Meal and Rest Period Violations
Under the California Labor Code, every employer is required by law to allow meal periods and rest periods to his/her workers.
One of the most common violations of the employee rights is a failure to permit workers from taking an uninterrupted, 30-minute lunch break. If an employee works at least 6 hours in a workday, the employer is obligated to provide an uninterrupted 30-minute meal break. During this meal break, the employee must be free to leave the premises. For shifts over 10 hours, employees are entitled to a second meal break of 30-minutes.
However, if your employer requires you to do work of any sort through lunch breaks, i.e. if you are on standby and can be called on to work at any time during the “break” and if you are not allowed to leave the premises during the break. Under these circumstances, you are entitled to an hour of pay for each meal period that you miss or is not complaint with the law.
As far as rest breaks are concerned, every worker is entitled to a 10-minute break every 4 hours of work. To the extent feasible, for shifts of at least 8 hours, the employer must provide one rest period before the meal period, and one rest after the meal period.

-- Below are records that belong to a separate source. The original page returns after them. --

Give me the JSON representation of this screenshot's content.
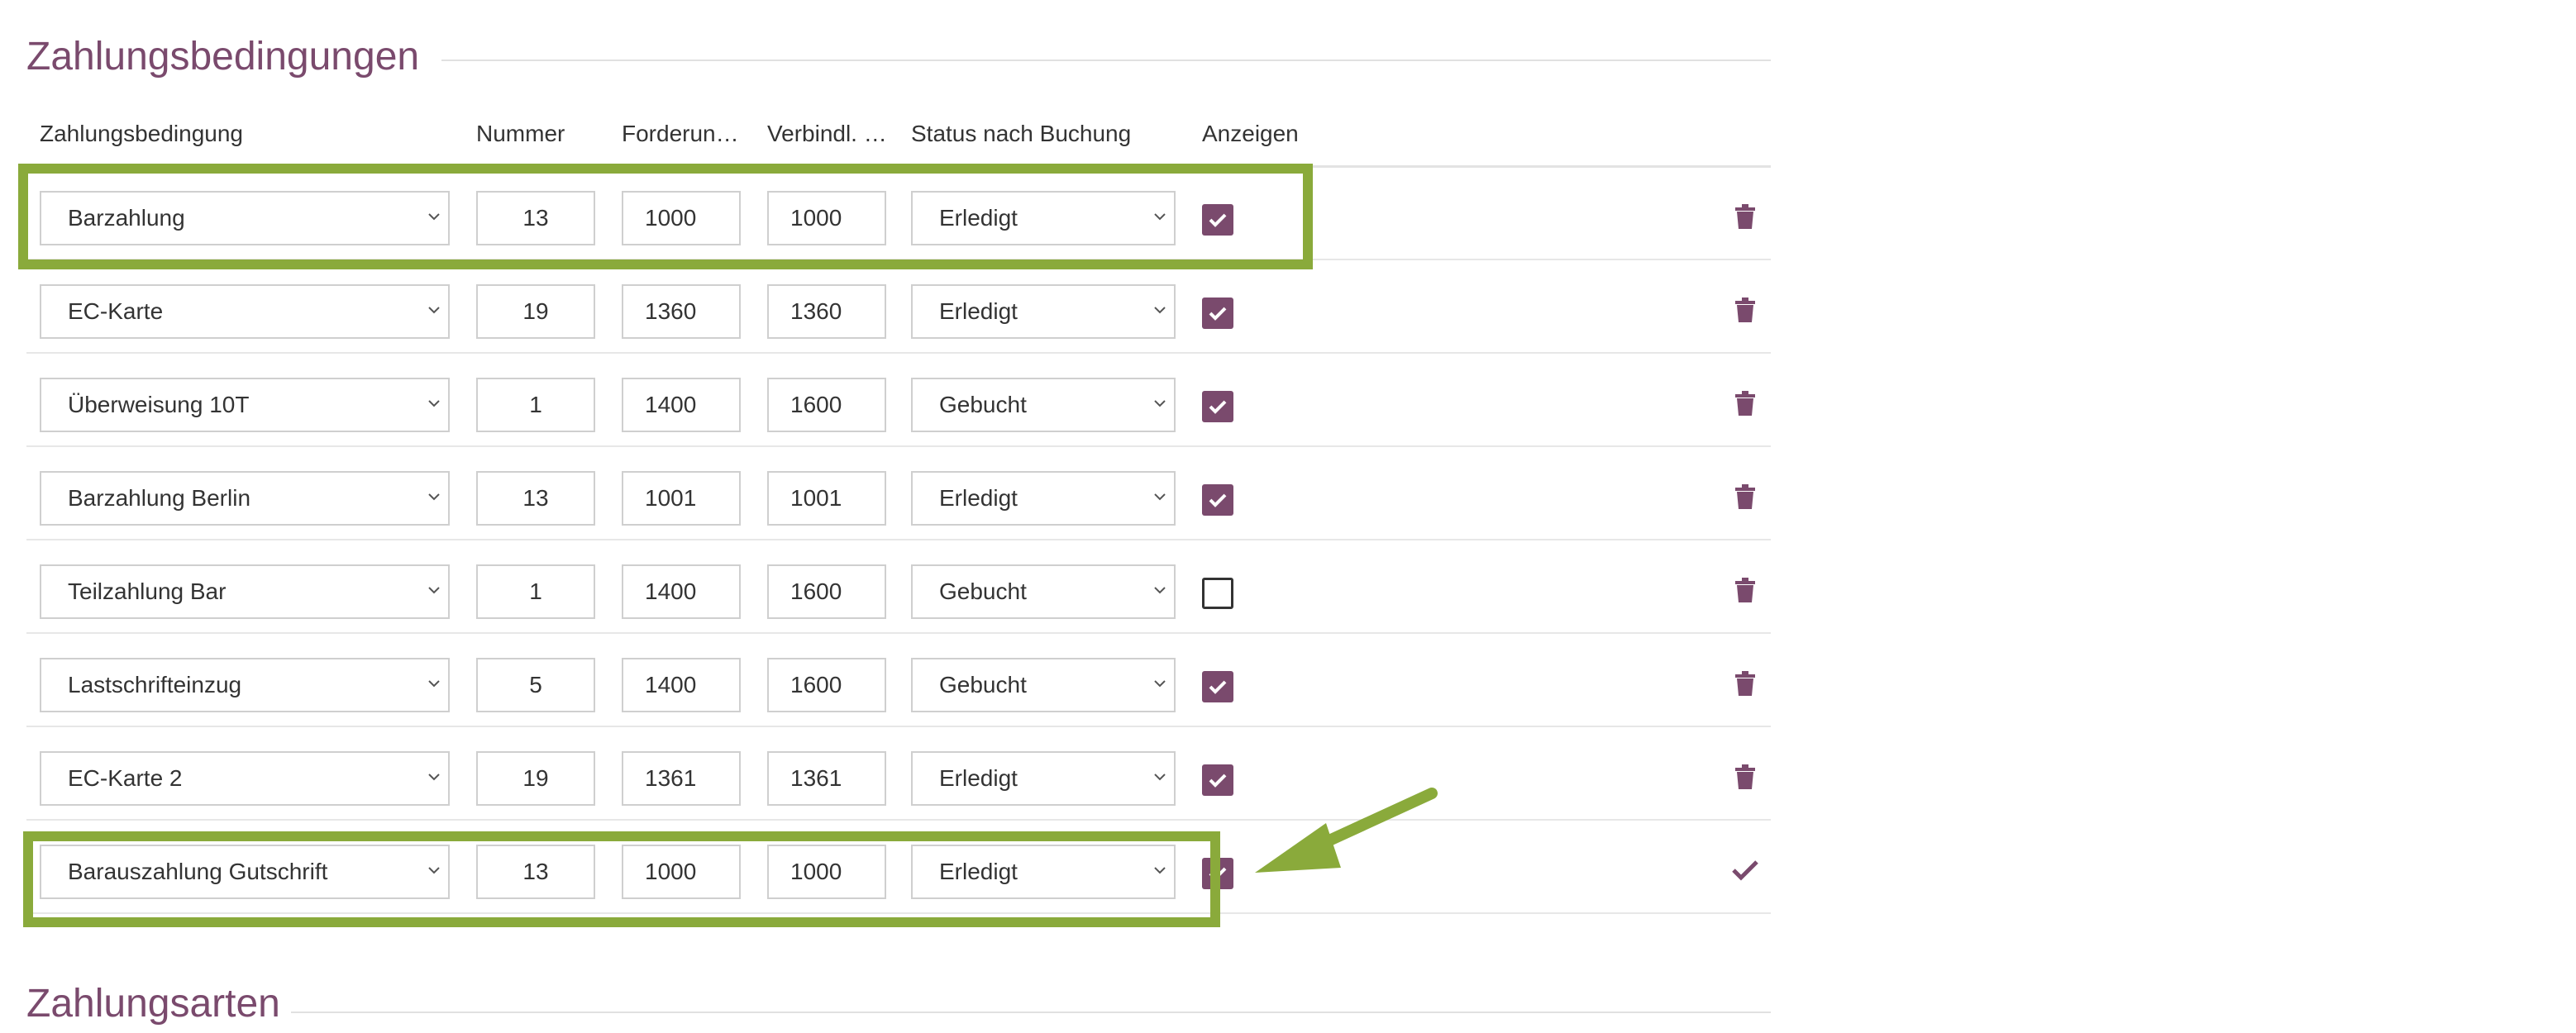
{
  "section": {
    "title": "Zahlungsbedingungen",
    "next_title": "Zahlungsarten"
  },
  "columns": {
    "name": "Zahlungsbedingung",
    "number": "Nummer",
    "forderung": "Forderun…",
    "verbindl": "Verbindl. …",
    "status": "Status nach Buchung",
    "show": "Anzeigen"
  },
  "rows": [
    {
      "name": "Barzahlung",
      "number": "13",
      "forderung": "1000",
      "verbindl": "1000",
      "status": "Erledigt",
      "show": true,
      "action": "trash-icon"
    },
    {
      "name": "EC-Karte",
      "number": "19",
      "forderung": "1360",
      "verbindl": "1360",
      "status": "Erledigt",
      "show": true,
      "action": "trash-icon"
    },
    {
      "name": "Überweisung 10T",
      "number": "1",
      "forderung": "1400",
      "verbindl": "1600",
      "status": "Gebucht",
      "show": true,
      "action": "trash-icon"
    },
    {
      "name": "Barzahlung Berlin",
      "number": "13",
      "forderung": "1001",
      "verbindl": "1001",
      "status": "Erledigt",
      "show": true,
      "action": "trash-icon"
    },
    {
      "name": "Teilzahlung Bar",
      "number": "1",
      "forderung": "1400",
      "verbindl": "1600",
      "status": "Gebucht",
      "show": false,
      "action": "trash-icon"
    },
    {
      "name": "Lastschrifteinzug",
      "number": "5",
      "forderung": "1400",
      "verbindl": "1600",
      "status": "Gebucht",
      "show": true,
      "action": "trash-icon"
    },
    {
      "name": "EC-Karte 2",
      "number": "19",
      "forderung": "1361",
      "verbindl": "1361",
      "status": "Erledigt",
      "show": true,
      "action": "trash-icon"
    },
    {
      "name": "Barauszahlung Gutschrift",
      "number": "13",
      "forderung": "1000",
      "verbindl": "1000",
      "status": "Erledigt",
      "show": true,
      "action": "checkmark-icon"
    }
  ],
  "colors": {
    "accent": "#7a4a6d",
    "highlight": "#8aaa3b"
  }
}
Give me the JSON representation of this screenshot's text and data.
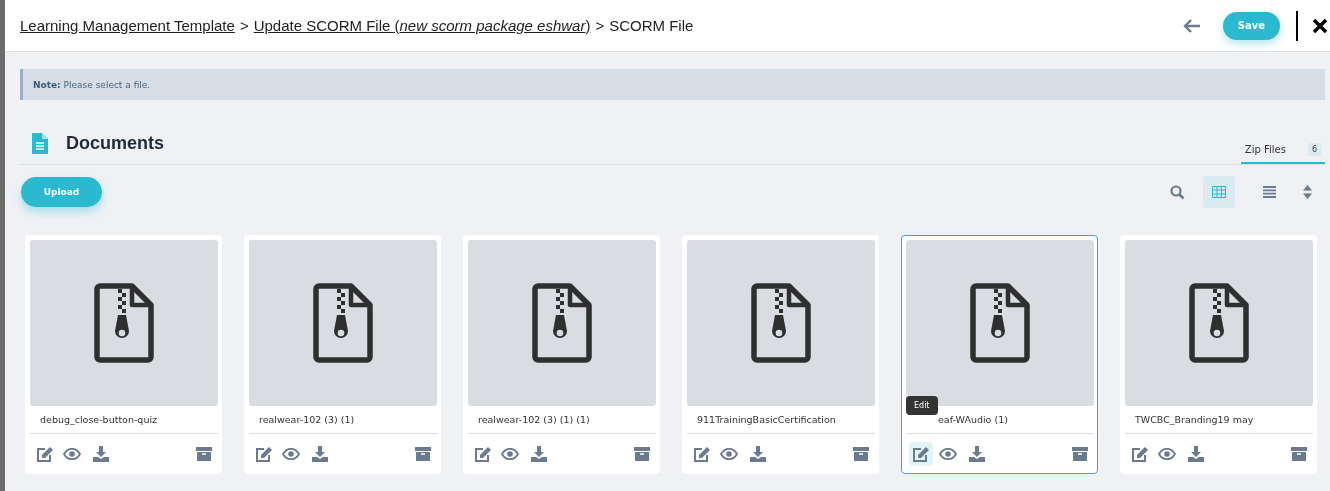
{
  "breadcrumb": {
    "links": [
      "Learning Management Template",
      "Update SCORM File (*new scorm package eshwar*)"
    ],
    "current": "SCORM File",
    "separator": ">"
  },
  "header": {
    "save": "Save"
  },
  "note": {
    "label": "Note:",
    "text": "Please select a file."
  },
  "section": {
    "title": "Documents"
  },
  "tabs": [
    {
      "label": "Zip Files",
      "count": "6",
      "selected": true
    }
  ],
  "toolbar": {
    "upload": "Upload",
    "views": [
      {
        "kind": "grid",
        "selected": true
      },
      {
        "kind": "list",
        "selected": false
      }
    ]
  },
  "files": [
    {
      "name": "debug_close-button-quiz",
      "selected": false
    },
    {
      "name": "realwear-102 (3) (1)",
      "selected": false
    },
    {
      "name": "realwear-102 (3) (1) (1)",
      "selected": false
    },
    {
      "name": "911TrainingBasicCertification",
      "selected": false
    },
    {
      "name": "eaf-WAudio (1)",
      "selected": true,
      "tooltip": "Edit"
    },
    {
      "name": "TWCBC_Branding19 may",
      "selected": false
    }
  ]
}
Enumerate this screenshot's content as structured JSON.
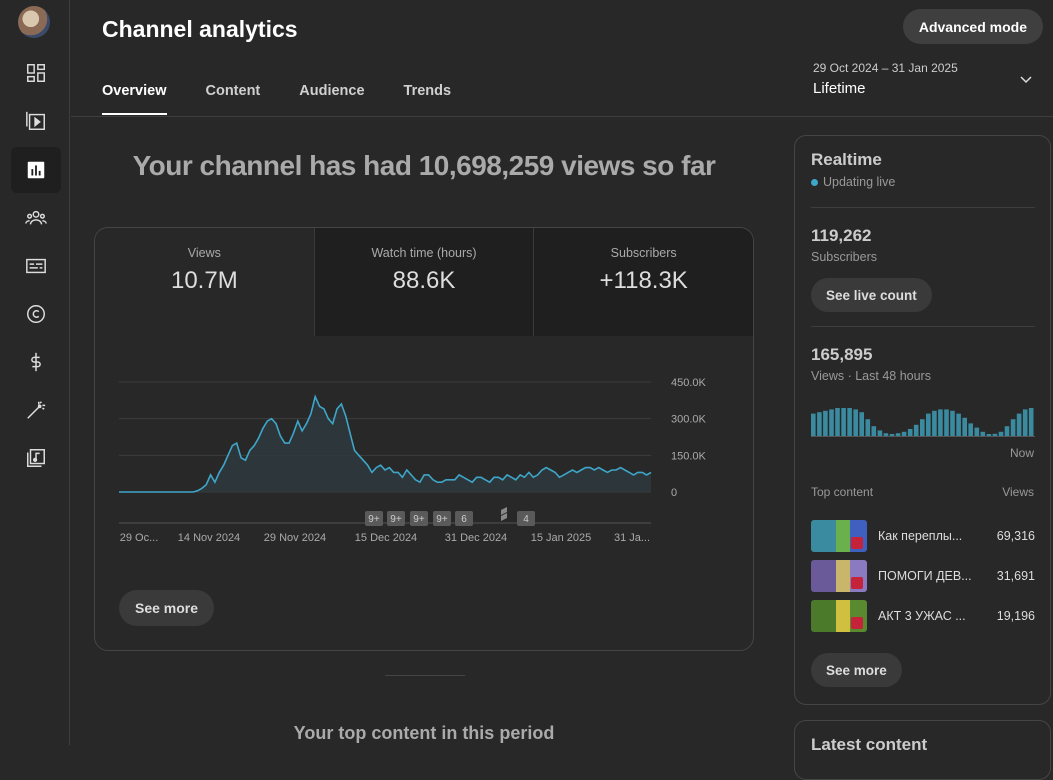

Your employer cannot dock your pay for these rest breaks. If any rest break is denied by the employer, the worker is entitled to an additional hour worth of pay for each rest period missed.
If you feel that you are not being permitted to take your meal and/or rest periods, contact a lawyer at Falakassa Law, P.C. We have handled missed meal and rest period class action lawsuits over the years, and have valuable experience to hold employers accountable for their failure to provide meal and rest periods.
Give us a call at (818) 456-6168 to speak an experienced employment lawyer.